EPIC asked the Supreme Court either to vacate the FIS Court order to Verizon or to bar its further enforcement, contending that the compelled “production of millions of domestic telephone records . . . cannot plausibly be relevant to an authorized investigation” of potential terrorist activities.

Government lawyers had until last Friday night to respond to the EPIC petition.  The brief said it was doubtful that EPIC had any right to pursue its claim in the Supreme Court, since the law setting up the FIS Court system only allows the federal government itself or an outside group that has received a data-collection demand to appeal an FISC order under the 2001 law.

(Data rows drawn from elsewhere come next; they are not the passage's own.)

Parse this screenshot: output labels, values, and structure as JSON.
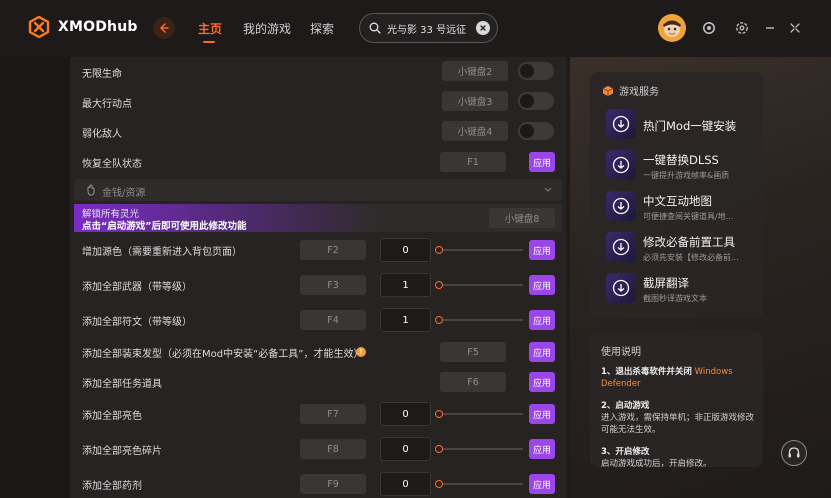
{
  "header": {
    "logo_text": "XMODhub",
    "nav": [
      {
        "label": "主页",
        "active": true
      },
      {
        "label": "我的游戏",
        "active": false
      },
      {
        "label": "探索",
        "active": false
      }
    ],
    "search_value": "光与影 33 号远征"
  },
  "main": {
    "rows_top": [
      {
        "label": "无限生命",
        "key": "小键盘2",
        "control": "toggle"
      },
      {
        "label": "最大行动点",
        "key": "小键盘3",
        "control": "toggle"
      },
      {
        "label": "弱化敌人",
        "key": "小键盘4",
        "control": "toggle"
      },
      {
        "label": "恢复全队状态",
        "key": "F1",
        "control": "apply"
      }
    ],
    "section_label": "金钱/资源",
    "banner": {
      "line1": "解锁所有灵光",
      "line2": "点击“启动游戏”后即可使用此修改功能",
      "key": "小键盘8"
    },
    "rows": [
      {
        "label": "增加源色（需要重新进入背包页面）",
        "key": "F2",
        "value": "0",
        "slider": true
      },
      {
        "label": "添加全部武器（带等级）",
        "key": "F3",
        "value": "1",
        "slider": true
      },
      {
        "label": "添加全部符文（带等级）",
        "key": "F4",
        "value": "1",
        "slider": true
      },
      {
        "label": "添加全部装束发型（必须在Mod中安装“必备工具”，才能生效）",
        "key": "F5",
        "warn": true
      },
      {
        "label": "添加全部任务道具",
        "key": "F6"
      },
      {
        "label": "添加全部亮色",
        "key": "F7",
        "value": "0",
        "slider": true
      },
      {
        "label": "添加全部亮色碎片",
        "key": "F8",
        "value": "0",
        "slider": true
      },
      {
        "label": "添加全部药剂",
        "key": "F9",
        "value": "0",
        "slider": true
      }
    ],
    "apply_label": "应用"
  },
  "services": {
    "title": "游戏服务",
    "items": [
      {
        "name": "热门Mod一键安装",
        "desc": ""
      },
      {
        "name": "一键替换DLSS",
        "desc": "一键提升游戏帧率&画质"
      },
      {
        "name": "中文互动地图",
        "desc": "可便捷查阅关键道具/地..."
      },
      {
        "name": "修改必备前置工具",
        "desc": "必须先安装【修改必备前..."
      },
      {
        "name": "截屏翻译",
        "desc": "截图秒译游戏文本"
      }
    ]
  },
  "help": {
    "title": "使用说明",
    "steps": [
      {
        "head": "1、退出杀毒软件并关闭",
        "highlight": "Windows Defender",
        "body": ""
      },
      {
        "head": "2、启动游戏",
        "highlight": "",
        "body": "进入游戏，需保持单机；非正版游戏修改可能无法生效。"
      },
      {
        "head": "3、开启修改",
        "highlight": "",
        "body": "启动游戏成功后，开启修改。"
      }
    ]
  },
  "colors": {
    "accent": "#ff6a2a",
    "purple": "#9a46e8"
  }
}
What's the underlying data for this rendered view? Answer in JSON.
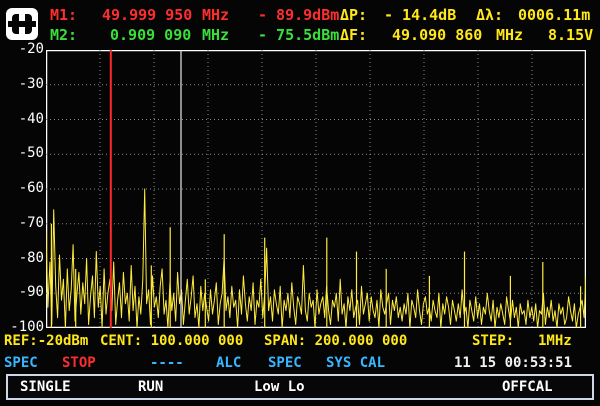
{
  "header": {
    "m1_label": "M1:",
    "m1_freq": "49.999 950",
    "m1_freq_unit": "MHz",
    "m1_level": "- 89.9dBm",
    "delta_p_label": "ΔP:",
    "delta_p_value": "- 14.4dB",
    "delta_lambda_label": "Δλ:",
    "delta_lambda_value": "0006.11m",
    "m2_label": "M2:",
    "m2_freq": "0.909 090",
    "m2_freq_unit": "MHz",
    "m2_level": "- 75.5dBm",
    "delta_f_label": "ΔF:",
    "delta_f_value": "49.090 860",
    "delta_f_unit": "MHz",
    "battery_voltage": "8.15V"
  },
  "chart_data": {
    "type": "line",
    "title": "",
    "xlabel": "",
    "ylabel": "",
    "y_ticks": [
      "-20",
      "-30",
      "-40",
      "-50",
      "-60",
      "-70",
      "-80",
      "-90",
      "-100"
    ],
    "ylim": [
      -100,
      -20
    ],
    "xlim": [
      0,
      200
    ],
    "grid": true,
    "series": [
      {
        "values": [
          -72,
          -94,
          -81,
          -99,
          -66,
          -88,
          -97,
          -79,
          -92,
          -86,
          -100,
          -83,
          -95,
          -89,
          -76,
          -98,
          -90,
          -84,
          -96,
          -87,
          -93,
          -80,
          -99,
          -91,
          -85,
          -97,
          -78,
          -94,
          -88,
          -100,
          -83,
          -96,
          -90,
          -86,
          -95,
          -81,
          -99,
          -92,
          -87,
          -97,
          -84,
          -93,
          -90,
          -98,
          -82,
          -95,
          -88,
          -100,
          -91,
          -96,
          -86,
          -60,
          -93,
          -89,
          -99,
          -85,
          -94,
          -91,
          -97,
          -88,
          -83,
          -96,
          -92,
          -100,
          -87,
          -95,
          -90,
          -98,
          -84,
          -93,
          -89,
          -99,
          -92,
          -86,
          -96,
          -91,
          -85,
          -97,
          -93,
          -100,
          -88,
          -95,
          -90,
          -94,
          -98,
          -89,
          -96,
          -92,
          -87,
          -99,
          -93,
          -90,
          -80,
          -95,
          -91,
          -97,
          -88,
          -94,
          -92,
          -100,
          -89,
          -96,
          -85,
          -93,
          -98,
          -91,
          -95,
          -87,
          -99,
          -92,
          -94,
          -86,
          -97,
          -90,
          -77,
          -95,
          -91,
          -98,
          -89,
          -93,
          -96,
          -88,
          -100,
          -92,
          -95,
          -90,
          -97,
          -87,
          -94,
          -99,
          -91,
          -93,
          -96,
          -82,
          -95,
          -98,
          -90,
          -94,
          -92,
          -100,
          -89,
          -96,
          -93,
          -91,
          -97,
          -88,
          -95,
          -99,
          -92,
          -94,
          -90,
          -98,
          -86,
          -96,
          -93,
          -100,
          -91,
          -95,
          -89,
          -97,
          -94,
          -92,
          -99,
          -88,
          -96,
          -93,
          -90,
          -98,
          -91,
          -95,
          -97,
          -92,
          -100,
          -89,
          -94,
          -96,
          -93,
          -90,
          -99,
          -92,
          -95,
          -91,
          -97,
          -94,
          -98,
          -93,
          -96,
          -90,
          -100,
          -92,
          -94,
          -97,
          -89,
          -95,
          -99,
          -93,
          -91,
          -96,
          -94,
          -98,
          -92,
          -95,
          -97,
          -90,
          -100,
          -93,
          -96,
          -91,
          -94,
          -99,
          -92,
          -95,
          -98,
          -93,
          -97,
          -89,
          -96,
          -94,
          -100,
          -92,
          -95,
          -98,
          -91,
          -97,
          -93,
          -99,
          -94,
          -96,
          -90,
          -95,
          -98,
          -92,
          -100,
          -94,
          -97,
          -93,
          -96,
          -99,
          -91,
          -95,
          -98,
          -92,
          -97,
          -94,
          -100,
          -93,
          -96,
          -95,
          -99,
          -92,
          -97,
          -94,
          -98,
          -93,
          -100,
          -95,
          -96,
          -90,
          -99,
          -94,
          -97,
          -92,
          -98,
          -95,
          -100,
          -93,
          -96,
          -94,
          -99,
          -97,
          -91,
          -95,
          -98,
          -93,
          -100,
          -96,
          -94,
          -92,
          -97,
          -85
        ]
      }
    ],
    "peaks": [
      {
        "x": 2,
        "y": -70
      },
      {
        "x": 11,
        "y": -83
      },
      {
        "x": 24,
        "y": -54
      },
      {
        "x": 39,
        "y": -82
      },
      {
        "x": 46,
        "y": -71
      },
      {
        "x": 59,
        "y": -86
      },
      {
        "x": 66,
        "y": -73
      },
      {
        "x": 81,
        "y": -74
      },
      {
        "x": 104,
        "y": -74
      },
      {
        "x": 115,
        "y": -78
      },
      {
        "x": 126,
        "y": -83
      },
      {
        "x": 142,
        "y": -85
      },
      {
        "x": 155,
        "y": -78
      },
      {
        "x": 172,
        "y": -85
      },
      {
        "x": 184,
        "y": -81
      },
      {
        "x": 198,
        "y": -88
      }
    ],
    "marker_m1_x": 24,
    "marker_m2_x": 50,
    "colors": {
      "trace": "#ffec3c",
      "marker1": "#ff2a2a",
      "marker2": "#e8e8e8",
      "grid": "#8a8a8a",
      "frame": "#ffffff"
    }
  },
  "status": {
    "ref": "REF:-20dBm",
    "cent": "CENT: 100.000 000",
    "span": "SPAN: 200.000 000",
    "step": "STEP:",
    "step_value": "1MHz",
    "mode": "SPEC",
    "stop": "STOP",
    "dashes": "----",
    "alc": "ALC",
    "spec2": "SPEC",
    "syscal": "SYS CAL",
    "datetime": "11 15 00:53:51"
  },
  "softkeys": {
    "k1": "SINGLE",
    "k2": "RUN",
    "k3": "Low Lo",
    "k4": "OFFCAL"
  },
  "logo_icon": "dc-logo-icon"
}
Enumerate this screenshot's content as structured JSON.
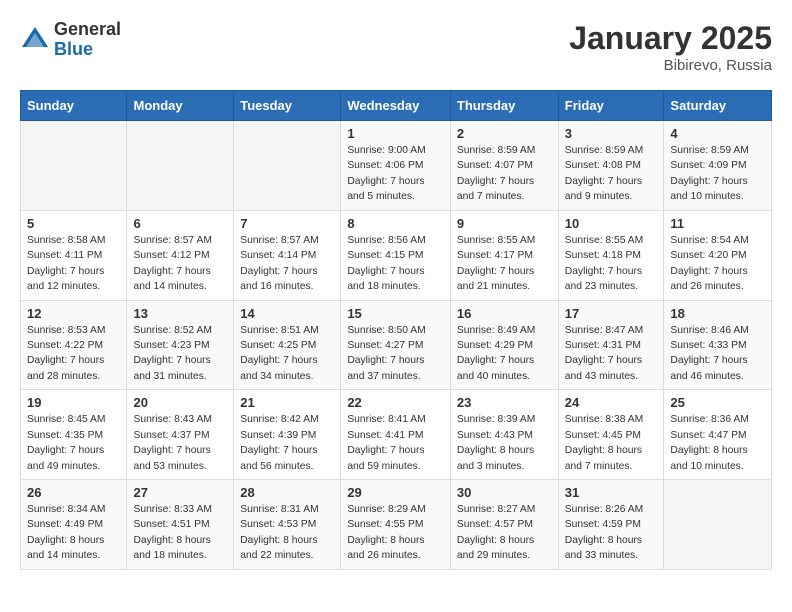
{
  "logo": {
    "general": "General",
    "blue": "Blue"
  },
  "title": "January 2025",
  "location": "Bibirevo, Russia",
  "weekdays": [
    "Sunday",
    "Monday",
    "Tuesday",
    "Wednesday",
    "Thursday",
    "Friday",
    "Saturday"
  ],
  "weeks": [
    [
      {
        "day": "",
        "sunrise": "",
        "sunset": "",
        "daylight": ""
      },
      {
        "day": "",
        "sunrise": "",
        "sunset": "",
        "daylight": ""
      },
      {
        "day": "",
        "sunrise": "",
        "sunset": "",
        "daylight": ""
      },
      {
        "day": "1",
        "sunrise": "Sunrise: 9:00 AM",
        "sunset": "Sunset: 4:06 PM",
        "daylight": "Daylight: 7 hours and 5 minutes."
      },
      {
        "day": "2",
        "sunrise": "Sunrise: 8:59 AM",
        "sunset": "Sunset: 4:07 PM",
        "daylight": "Daylight: 7 hours and 7 minutes."
      },
      {
        "day": "3",
        "sunrise": "Sunrise: 8:59 AM",
        "sunset": "Sunset: 4:08 PM",
        "daylight": "Daylight: 7 hours and 9 minutes."
      },
      {
        "day": "4",
        "sunrise": "Sunrise: 8:59 AM",
        "sunset": "Sunset: 4:09 PM",
        "daylight": "Daylight: 7 hours and 10 minutes."
      }
    ],
    [
      {
        "day": "5",
        "sunrise": "Sunrise: 8:58 AM",
        "sunset": "Sunset: 4:11 PM",
        "daylight": "Daylight: 7 hours and 12 minutes."
      },
      {
        "day": "6",
        "sunrise": "Sunrise: 8:57 AM",
        "sunset": "Sunset: 4:12 PM",
        "daylight": "Daylight: 7 hours and 14 minutes."
      },
      {
        "day": "7",
        "sunrise": "Sunrise: 8:57 AM",
        "sunset": "Sunset: 4:14 PM",
        "daylight": "Daylight: 7 hours and 16 minutes."
      },
      {
        "day": "8",
        "sunrise": "Sunrise: 8:56 AM",
        "sunset": "Sunset: 4:15 PM",
        "daylight": "Daylight: 7 hours and 18 minutes."
      },
      {
        "day": "9",
        "sunrise": "Sunrise: 8:55 AM",
        "sunset": "Sunset: 4:17 PM",
        "daylight": "Daylight: 7 hours and 21 minutes."
      },
      {
        "day": "10",
        "sunrise": "Sunrise: 8:55 AM",
        "sunset": "Sunset: 4:18 PM",
        "daylight": "Daylight: 7 hours and 23 minutes."
      },
      {
        "day": "11",
        "sunrise": "Sunrise: 8:54 AM",
        "sunset": "Sunset: 4:20 PM",
        "daylight": "Daylight: 7 hours and 26 minutes."
      }
    ],
    [
      {
        "day": "12",
        "sunrise": "Sunrise: 8:53 AM",
        "sunset": "Sunset: 4:22 PM",
        "daylight": "Daylight: 7 hours and 28 minutes."
      },
      {
        "day": "13",
        "sunrise": "Sunrise: 8:52 AM",
        "sunset": "Sunset: 4:23 PM",
        "daylight": "Daylight: 7 hours and 31 minutes."
      },
      {
        "day": "14",
        "sunrise": "Sunrise: 8:51 AM",
        "sunset": "Sunset: 4:25 PM",
        "daylight": "Daylight: 7 hours and 34 minutes."
      },
      {
        "day": "15",
        "sunrise": "Sunrise: 8:50 AM",
        "sunset": "Sunset: 4:27 PM",
        "daylight": "Daylight: 7 hours and 37 minutes."
      },
      {
        "day": "16",
        "sunrise": "Sunrise: 8:49 AM",
        "sunset": "Sunset: 4:29 PM",
        "daylight": "Daylight: 7 hours and 40 minutes."
      },
      {
        "day": "17",
        "sunrise": "Sunrise: 8:47 AM",
        "sunset": "Sunset: 4:31 PM",
        "daylight": "Daylight: 7 hours and 43 minutes."
      },
      {
        "day": "18",
        "sunrise": "Sunrise: 8:46 AM",
        "sunset": "Sunset: 4:33 PM",
        "daylight": "Daylight: 7 hours and 46 minutes."
      }
    ],
    [
      {
        "day": "19",
        "sunrise": "Sunrise: 8:45 AM",
        "sunset": "Sunset: 4:35 PM",
        "daylight": "Daylight: 7 hours and 49 minutes."
      },
      {
        "day": "20",
        "sunrise": "Sunrise: 8:43 AM",
        "sunset": "Sunset: 4:37 PM",
        "daylight": "Daylight: 7 hours and 53 minutes."
      },
      {
        "day": "21",
        "sunrise": "Sunrise: 8:42 AM",
        "sunset": "Sunset: 4:39 PM",
        "daylight": "Daylight: 7 hours and 56 minutes."
      },
      {
        "day": "22",
        "sunrise": "Sunrise: 8:41 AM",
        "sunset": "Sunset: 4:41 PM",
        "daylight": "Daylight: 7 hours and 59 minutes."
      },
      {
        "day": "23",
        "sunrise": "Sunrise: 8:39 AM",
        "sunset": "Sunset: 4:43 PM",
        "daylight": "Daylight: 8 hours and 3 minutes."
      },
      {
        "day": "24",
        "sunrise": "Sunrise: 8:38 AM",
        "sunset": "Sunset: 4:45 PM",
        "daylight": "Daylight: 8 hours and 7 minutes."
      },
      {
        "day": "25",
        "sunrise": "Sunrise: 8:36 AM",
        "sunset": "Sunset: 4:47 PM",
        "daylight": "Daylight: 8 hours and 10 minutes."
      }
    ],
    [
      {
        "day": "26",
        "sunrise": "Sunrise: 8:34 AM",
        "sunset": "Sunset: 4:49 PM",
        "daylight": "Daylight: 8 hours and 14 minutes."
      },
      {
        "day": "27",
        "sunrise": "Sunrise: 8:33 AM",
        "sunset": "Sunset: 4:51 PM",
        "daylight": "Daylight: 8 hours and 18 minutes."
      },
      {
        "day": "28",
        "sunrise": "Sunrise: 8:31 AM",
        "sunset": "Sunset: 4:53 PM",
        "daylight": "Daylight: 8 hours and 22 minutes."
      },
      {
        "day": "29",
        "sunrise": "Sunrise: 8:29 AM",
        "sunset": "Sunset: 4:55 PM",
        "daylight": "Daylight: 8 hours and 26 minutes."
      },
      {
        "day": "30",
        "sunrise": "Sunrise: 8:27 AM",
        "sunset": "Sunset: 4:57 PM",
        "daylight": "Daylight: 8 hours and 29 minutes."
      },
      {
        "day": "31",
        "sunrise": "Sunrise: 8:26 AM",
        "sunset": "Sunset: 4:59 PM",
        "daylight": "Daylight: 8 hours and 33 minutes."
      },
      {
        "day": "",
        "sunrise": "",
        "sunset": "",
        "daylight": ""
      }
    ]
  ]
}
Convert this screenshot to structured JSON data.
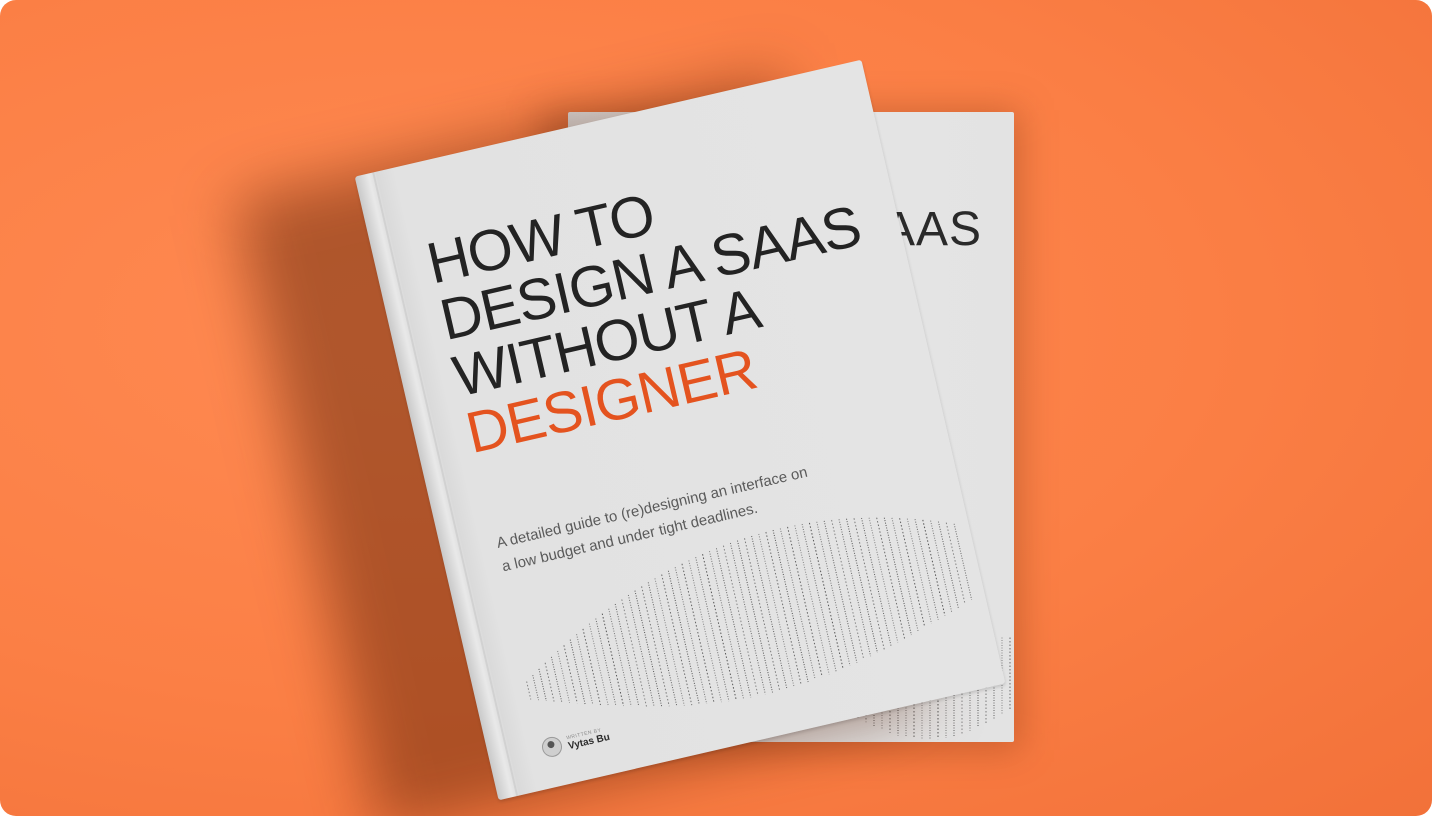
{
  "cover": {
    "title_lines": [
      "HOW TO",
      "DESIGN A SAAS",
      "WITHOUT A"
    ],
    "title_accent": "DESIGNER",
    "subtitle": "A detailed guide to (re)designing an interface on a low budget and under tight deadlines.",
    "written_by": "WRITTEN BY",
    "author": "Vytas Bu"
  },
  "back_cover": {
    "visible_text": "SAAS"
  },
  "colors": {
    "background": "#fb7f45",
    "accent": "#e4531f",
    "cover": "#e4e4e4",
    "ink": "#232323"
  }
}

Moreover, the brief asserted, the kind of legal orders that EPIC has asked the Justices to issue amount to “a drastic and extraordinary remedy,” and EPIC had not satisfied the demanding requirements for pursuing such a remedy.  Further, the government contended, EPIC has not offered proof that it could satisfy the requirements of the Constitution’s Article III as a party with a specific claim to an injury as a result of government action.

The law creating the secret FISC, the brief added, does not give a third party like EPIC the right to enforce any legal protection that might be available under the 2001 law.

Although the brief suggested that EPIC should have pursued the alternative of a lawsuit in lower federal courts, the document also said that the government would mount some defenses to the actual pursuit of that kind of challenge.  Presumably, that would mean both procedural and substantive objections to allowing EPIC to proceed — such as the “state secrets” doctrine that the federal government has often used to shield itself from cases potentially affecting national security.

EPIC will have a chance to reply to the government brief, before the Justices consider whether to hear the case.  After the reply is filed, the Court will then schedule the challenge at a future private Conference.

Recommended Citation: Lyle Denniston, U.S. opposes challenge to NSA spying, SCOTUSblog (Oct. 15, 2013, 11:04 PM),